Abbreviations: Sec., section; ac., acres; Wf., wife; ch., children; ( ), years in county; O., owner; H., renter. Adair, C. W. Wf. Bertha; ch. Florence, Maxine, Don. P. O. Exira, R. 1. O. 120 ac., sec. 24. (37.) Anderson, E. H. Wf. Christina; ch. Russell. P. O. Hamlin, R. 1. R. 153.91 ac., sec. 5. (20.) Owner, J. F. Mortinson. Artist, Dan’l. Wf. Sarah; ch. Ada, Sadie, George, John, Elmer, Anna, Clara, Madge, Robert. P. O. Exira, R. 1. O. 80 ac., sec. 2.5; O. 40 ac., sec. 36. Artist, John H. Wf. Mamie; ch. Homer, Hugh, Helen, Margia,

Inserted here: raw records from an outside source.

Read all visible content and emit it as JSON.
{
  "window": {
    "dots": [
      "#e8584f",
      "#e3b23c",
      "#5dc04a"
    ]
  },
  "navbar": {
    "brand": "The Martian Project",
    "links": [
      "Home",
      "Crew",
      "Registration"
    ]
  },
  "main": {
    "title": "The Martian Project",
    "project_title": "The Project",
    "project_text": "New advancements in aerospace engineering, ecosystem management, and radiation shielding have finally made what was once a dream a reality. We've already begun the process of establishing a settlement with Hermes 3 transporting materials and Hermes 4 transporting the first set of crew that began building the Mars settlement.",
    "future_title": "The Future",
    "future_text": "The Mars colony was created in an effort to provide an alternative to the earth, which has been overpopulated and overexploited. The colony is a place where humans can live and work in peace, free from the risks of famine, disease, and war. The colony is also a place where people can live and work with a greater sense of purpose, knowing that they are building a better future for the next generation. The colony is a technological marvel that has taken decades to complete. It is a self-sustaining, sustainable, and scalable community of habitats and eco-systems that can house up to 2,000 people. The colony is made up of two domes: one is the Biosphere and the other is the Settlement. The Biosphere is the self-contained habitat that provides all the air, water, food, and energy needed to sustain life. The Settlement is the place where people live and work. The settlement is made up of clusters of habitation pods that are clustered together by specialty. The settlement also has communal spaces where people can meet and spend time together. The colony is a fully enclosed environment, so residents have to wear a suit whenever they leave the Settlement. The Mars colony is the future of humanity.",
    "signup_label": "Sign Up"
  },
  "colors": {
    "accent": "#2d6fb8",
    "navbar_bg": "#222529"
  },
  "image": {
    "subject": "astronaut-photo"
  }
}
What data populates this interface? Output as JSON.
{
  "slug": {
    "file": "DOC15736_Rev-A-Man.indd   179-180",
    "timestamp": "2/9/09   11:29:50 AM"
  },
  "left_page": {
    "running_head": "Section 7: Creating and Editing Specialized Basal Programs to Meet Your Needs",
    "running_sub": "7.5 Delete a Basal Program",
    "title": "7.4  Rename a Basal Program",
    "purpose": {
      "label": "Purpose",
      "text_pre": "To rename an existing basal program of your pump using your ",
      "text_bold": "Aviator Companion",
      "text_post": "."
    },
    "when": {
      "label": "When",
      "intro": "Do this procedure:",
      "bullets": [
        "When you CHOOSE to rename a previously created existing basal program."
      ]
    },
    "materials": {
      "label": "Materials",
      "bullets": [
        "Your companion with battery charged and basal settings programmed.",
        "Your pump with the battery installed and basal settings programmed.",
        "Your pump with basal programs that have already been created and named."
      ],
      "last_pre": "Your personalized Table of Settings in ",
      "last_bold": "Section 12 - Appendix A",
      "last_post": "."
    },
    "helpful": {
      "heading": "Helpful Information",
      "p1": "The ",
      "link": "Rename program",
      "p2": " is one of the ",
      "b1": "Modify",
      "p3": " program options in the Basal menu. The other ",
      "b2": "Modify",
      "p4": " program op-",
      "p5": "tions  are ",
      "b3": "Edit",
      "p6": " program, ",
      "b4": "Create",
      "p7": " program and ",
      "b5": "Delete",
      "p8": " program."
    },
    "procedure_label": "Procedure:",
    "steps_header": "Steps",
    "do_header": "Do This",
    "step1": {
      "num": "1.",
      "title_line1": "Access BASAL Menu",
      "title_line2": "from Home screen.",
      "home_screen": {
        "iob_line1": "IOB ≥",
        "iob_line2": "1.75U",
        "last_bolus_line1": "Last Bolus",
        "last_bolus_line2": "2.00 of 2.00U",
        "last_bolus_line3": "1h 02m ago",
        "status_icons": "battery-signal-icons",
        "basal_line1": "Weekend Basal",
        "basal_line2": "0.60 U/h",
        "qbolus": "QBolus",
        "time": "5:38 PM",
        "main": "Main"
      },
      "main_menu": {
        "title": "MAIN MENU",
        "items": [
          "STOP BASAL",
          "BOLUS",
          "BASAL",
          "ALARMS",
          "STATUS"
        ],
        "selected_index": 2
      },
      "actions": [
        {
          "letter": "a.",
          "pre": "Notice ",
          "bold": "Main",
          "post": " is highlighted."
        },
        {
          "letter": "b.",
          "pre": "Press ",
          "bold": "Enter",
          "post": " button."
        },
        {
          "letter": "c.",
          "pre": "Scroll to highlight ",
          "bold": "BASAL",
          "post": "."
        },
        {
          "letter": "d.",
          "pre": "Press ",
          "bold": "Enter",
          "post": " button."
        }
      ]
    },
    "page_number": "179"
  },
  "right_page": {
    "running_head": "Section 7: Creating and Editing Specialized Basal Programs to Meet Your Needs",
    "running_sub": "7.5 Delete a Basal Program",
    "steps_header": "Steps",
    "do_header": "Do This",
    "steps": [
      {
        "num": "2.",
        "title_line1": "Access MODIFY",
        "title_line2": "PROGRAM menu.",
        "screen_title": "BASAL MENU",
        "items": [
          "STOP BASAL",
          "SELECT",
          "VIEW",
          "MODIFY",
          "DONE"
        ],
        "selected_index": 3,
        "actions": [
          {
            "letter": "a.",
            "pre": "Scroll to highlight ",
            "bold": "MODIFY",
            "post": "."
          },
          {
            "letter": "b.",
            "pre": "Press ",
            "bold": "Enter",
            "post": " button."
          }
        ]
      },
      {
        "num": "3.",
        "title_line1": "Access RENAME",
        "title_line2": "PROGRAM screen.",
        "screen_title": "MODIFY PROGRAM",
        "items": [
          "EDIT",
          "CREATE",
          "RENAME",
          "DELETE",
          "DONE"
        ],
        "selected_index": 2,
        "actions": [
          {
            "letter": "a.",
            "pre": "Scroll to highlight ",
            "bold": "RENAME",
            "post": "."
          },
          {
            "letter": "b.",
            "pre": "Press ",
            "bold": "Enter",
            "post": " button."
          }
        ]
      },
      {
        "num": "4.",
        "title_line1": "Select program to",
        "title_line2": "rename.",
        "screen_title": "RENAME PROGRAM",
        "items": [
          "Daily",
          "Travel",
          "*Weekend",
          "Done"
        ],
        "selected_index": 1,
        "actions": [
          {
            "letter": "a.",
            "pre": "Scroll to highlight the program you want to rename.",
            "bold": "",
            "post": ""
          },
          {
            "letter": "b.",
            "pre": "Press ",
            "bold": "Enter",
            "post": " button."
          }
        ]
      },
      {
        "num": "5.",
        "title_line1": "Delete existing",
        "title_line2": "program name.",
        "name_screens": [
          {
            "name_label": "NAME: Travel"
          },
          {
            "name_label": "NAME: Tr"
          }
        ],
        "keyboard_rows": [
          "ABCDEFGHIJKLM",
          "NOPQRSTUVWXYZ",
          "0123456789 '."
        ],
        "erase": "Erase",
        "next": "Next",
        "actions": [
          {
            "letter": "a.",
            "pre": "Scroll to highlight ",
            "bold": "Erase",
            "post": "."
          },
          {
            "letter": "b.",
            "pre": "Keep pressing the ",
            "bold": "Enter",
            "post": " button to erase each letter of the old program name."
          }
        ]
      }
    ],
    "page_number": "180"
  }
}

Hiram Charlton took on the publication of the Genealogical and Family History of the State of Vermont for Lewis Publishing. In it, he enlisted the assistance of living residents of the state in providing biographical and genealogical details about their family, and then he published all 1104 family histories in two distinct volumes.

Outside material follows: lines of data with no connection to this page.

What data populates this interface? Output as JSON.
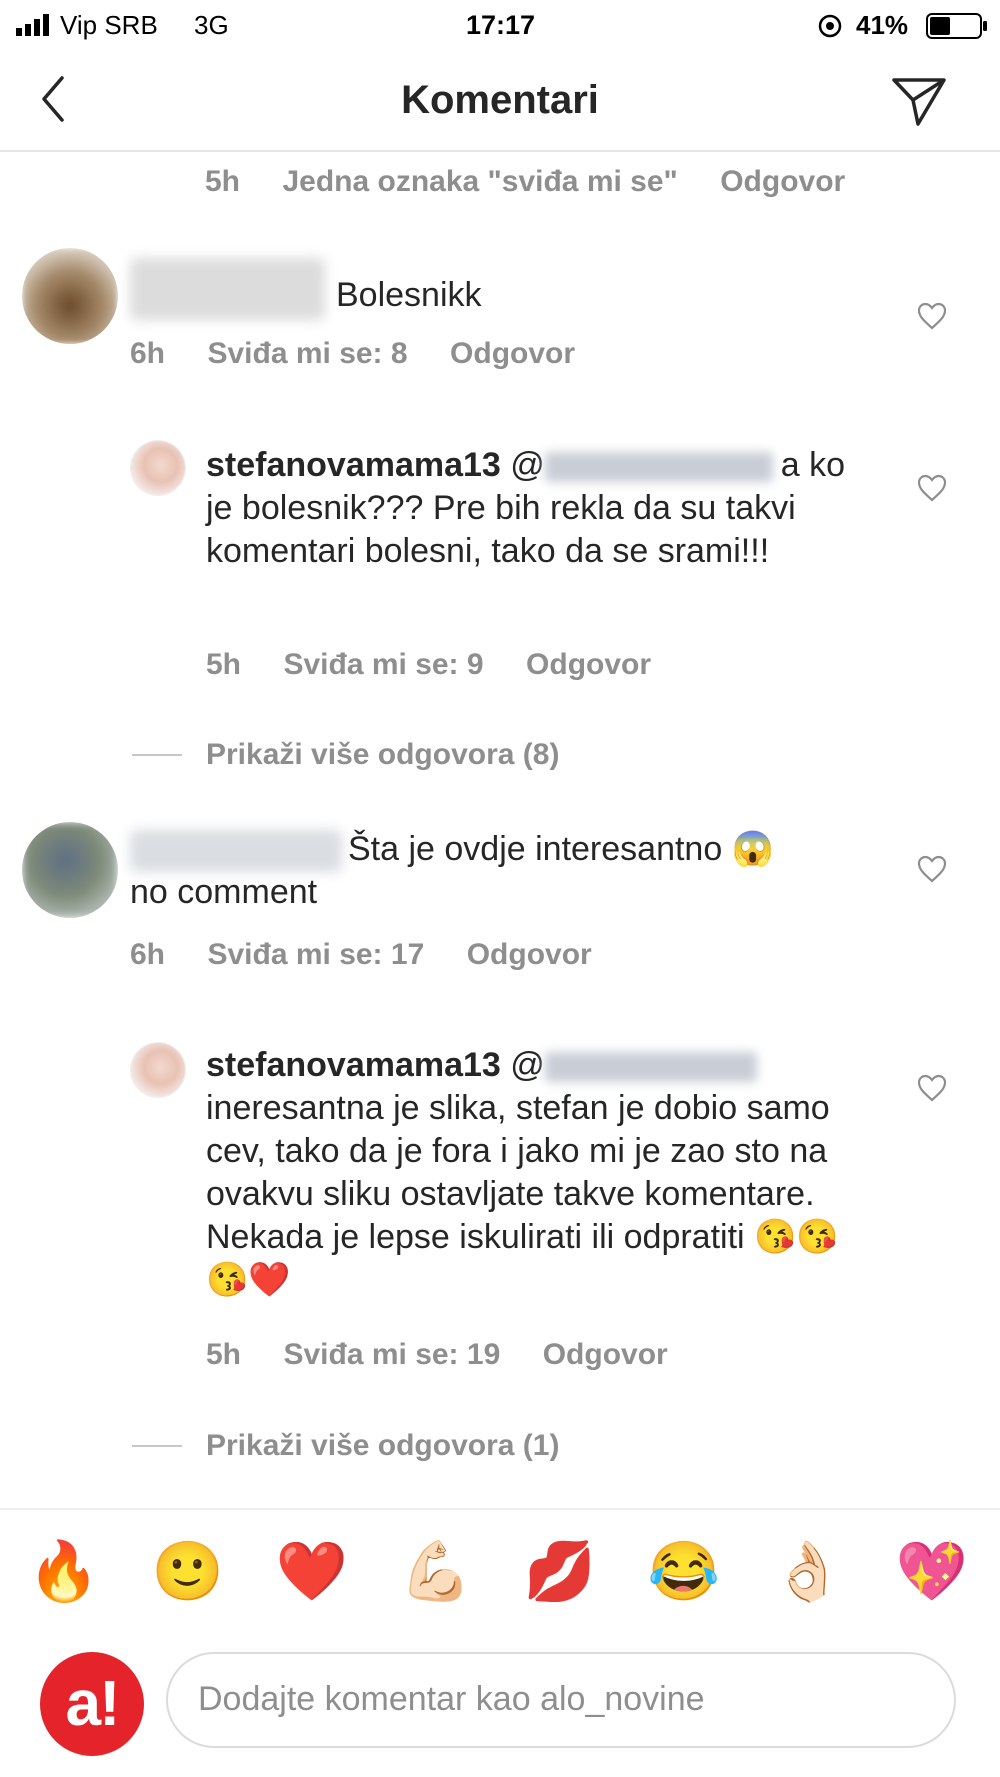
{
  "status_bar": {
    "carrier": "Vip SRB",
    "network": "3G",
    "time": "17:17",
    "battery_percent": "41%",
    "battery_level": 0.41
  },
  "header": {
    "title": "Komentari",
    "back_icon": "chevron-left-icon",
    "send_icon": "paper-plane-icon"
  },
  "top_meta": {
    "time": "5h",
    "likes": "Jedna oznaka \"sviđa mi se\"",
    "reply": "Odgovor"
  },
  "comments": [
    {
      "text": "Bolesnikk",
      "time": "6h",
      "likes": "Sviđa mi se: 8",
      "reply": "Odgovor"
    },
    {
      "username": "stefanovamama13",
      "mention_prefix": "@",
      "text_first": "a ko",
      "text_rest": "je bolesnik??? Pre bih rekla da su takvi komentari bolesni, tako da se srami!!!",
      "time": "5h",
      "likes": "Sviđa mi se: 9",
      "reply": "Odgovor"
    },
    {
      "more": "Prikaži više odgovora (8)"
    },
    {
      "text": "Šta je ovdje interesantno 😱",
      "text_line2": "no comment",
      "time": "6h",
      "likes": "Sviđa mi se: 17",
      "reply": "Odgovor"
    },
    {
      "username": "stefanovamama13",
      "mention_prefix": "@",
      "text": "ineresantna  je slika, stefan je dobio samo cev, tako da je fora i jako mi je zao sto na ovakvu sliku ostavljate takve komentare. Nekada je lepse iskulirati ili odpratiti 😘😘😘❤️",
      "time": "5h",
      "likes": "Sviđa mi se: 19",
      "reply": "Odgovor"
    },
    {
      "more": "Prikaži više odgovora (1)"
    }
  ],
  "emoji_bar": [
    "🔥",
    "🙂",
    "❤️",
    "💪🏻",
    "💋",
    "😂",
    "👌🏻",
    "💖"
  ],
  "composer": {
    "placeholder": "Dodajte komentar kao alo_novine",
    "avatar_text": "a!",
    "brand_color": "#e4232b"
  }
}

At this period, some exciting scenes occurred in the region now known as North Alabama. We have already followed a party of emigrants to the Cumberland. Many others flocked to that country, and it soon became well settled, for a wild country. The Upper Creeks and Cherokees continually made war upon these Cumberland people. The French, upon the Wabash, had, for a long time, carried on a commerce, near the sites of the present towns of Tuscumbia and Florence. So long as M. Viez was at the head of this trade, the Cumberland people were not harassed; but, recently, he

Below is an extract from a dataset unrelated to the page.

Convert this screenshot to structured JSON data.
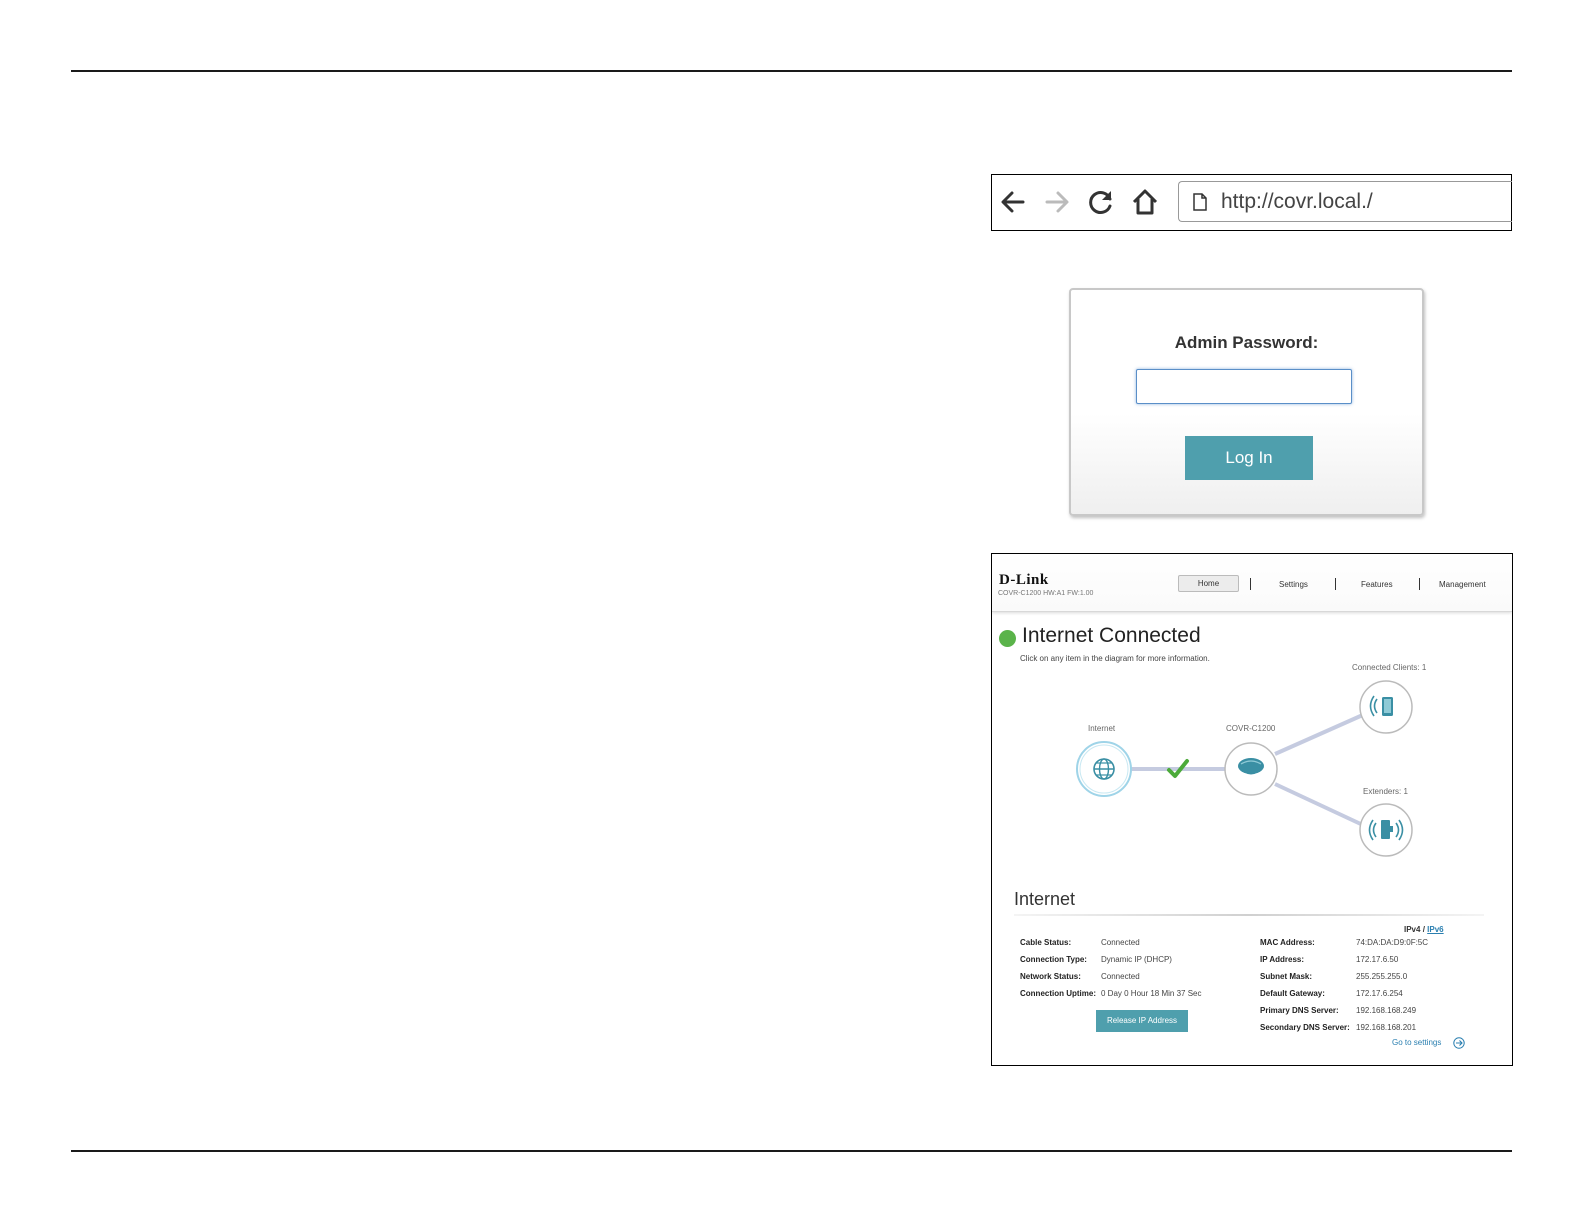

Hays, William R., Ferrisburgh, Vergennes p. o., was born in Ferrisburgh, Vt., on September 10, 1824. He was married March 25, 1845, to Sophia Gregory, who died December 9, 1866, leaving two sons — Michael D. and Harvey W. He married his second wife, Mrs. Nancy Meader, of Lincoln, Vt., on December 1, 1867. They have had one daughter born to them — Emma S. (born December 18, 1870). She had by her first husband, John C. Meader, four children. W. R. Hays was a son of Seymour and Hannah Brydia Hays. He was born on August 20, 1780, and
Interviewer: Miss Irene Robertson Person Interviewed: Fannie Alexander Location: Helena, Arkansas Age: 62 Occupation: Teacher “I was an orphant child. My mother-in-law told me during slavery she was a field hand. One day the overseer was going to whoop one of the women ’bout sompin or other and all the women started with the hoes to him and run him clear out of the field. They would killed him if he hadn’t got out of the way. She said the master hadn’t put a overseer over them for a long time. Some of ’em wouldn’t do their part and he
A well known lawyer and pioneer of Idaho is Charles Marshall Hays, of Boise. Almost his entire life has been passed on the Pacific coast and he has therefore been a witness of the marvelous development of this section of the country. He was born in Saline County, Missouri, on the 22d of April 1845, and is descended from Irish ancestry. Members of the family were early residents of Virginia and Kentucky and were participants in the struggle that brought to the nation her independence. The grandfather of our subject removed from the Old Dominion to Kentucky during the pioneer epoch
Jeremiah Hays, of Ireland, married Jane Moore, of Scotland, and came to America and settled in Bourbon County, Kentucky, where they had Mary, Delila, Nancy, Joanna, Absalom, Jane, Thomas, Joseph, and Mahala. Mr. Hays, with his wife and two daughters, Jane and Mahala, started to Montgomery County, Mo., but when they reached St. Louis he died. His widow and children settled near Marthasville. Jane married Oliver McCleur, of Pennsylvania, who was a blacksmith, and settled in Warren County. Mahala married John Ward, of Kentucky, who was a hatter, and also settled in Warren County. Absalom and Joseph Hays came to